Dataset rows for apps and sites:
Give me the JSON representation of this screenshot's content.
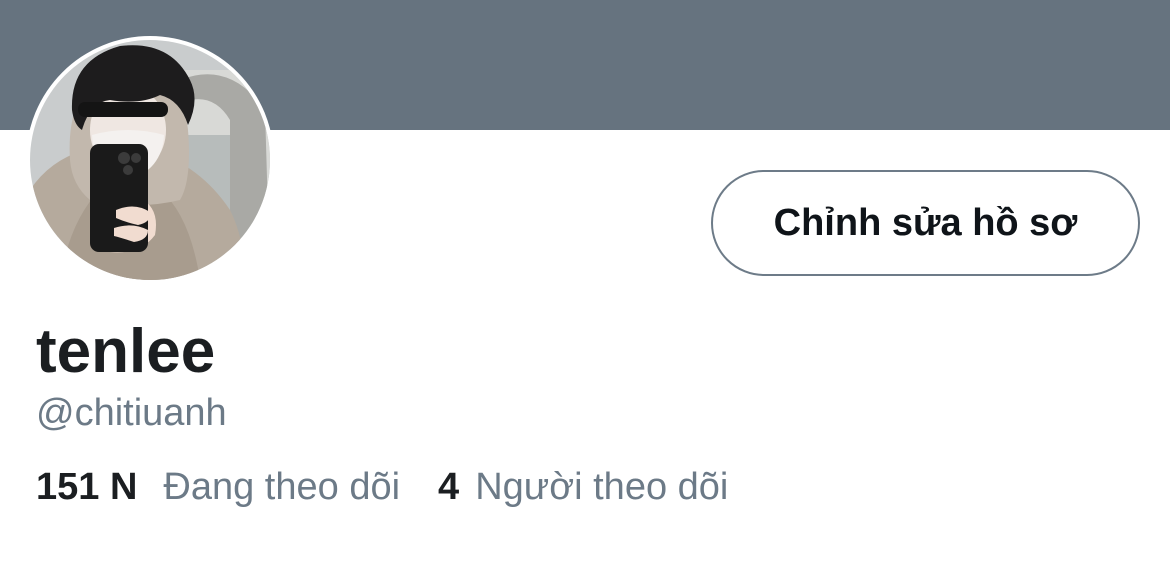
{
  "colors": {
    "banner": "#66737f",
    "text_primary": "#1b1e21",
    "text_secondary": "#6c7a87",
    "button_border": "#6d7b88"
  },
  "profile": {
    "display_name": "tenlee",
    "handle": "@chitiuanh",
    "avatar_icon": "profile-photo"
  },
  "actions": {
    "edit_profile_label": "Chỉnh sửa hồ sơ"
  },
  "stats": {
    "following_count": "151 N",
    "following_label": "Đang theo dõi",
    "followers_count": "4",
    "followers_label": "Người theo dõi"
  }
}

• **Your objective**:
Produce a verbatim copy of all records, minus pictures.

• **Final answer**:
Give me the JSON representation of this screenshot's content.
{
  "colors": {
    "banner": "#66737f",
    "text_primary": "#1b1e21",
    "text_secondary": "#6c7a87",
    "button_border": "#6d7b88"
  },
  "profile": {
    "display_name": "tenlee",
    "handle": "@chitiuanh",
    "avatar_icon": "profile-photo"
  },
  "actions": {
    "edit_profile_label": "Chỉnh sửa hồ sơ"
  },
  "stats": {
    "following_count": "151 N",
    "following_label": "Đang theo dõi",
    "followers_count": "4",
    "followers_label": "Người theo dõi"
  }
}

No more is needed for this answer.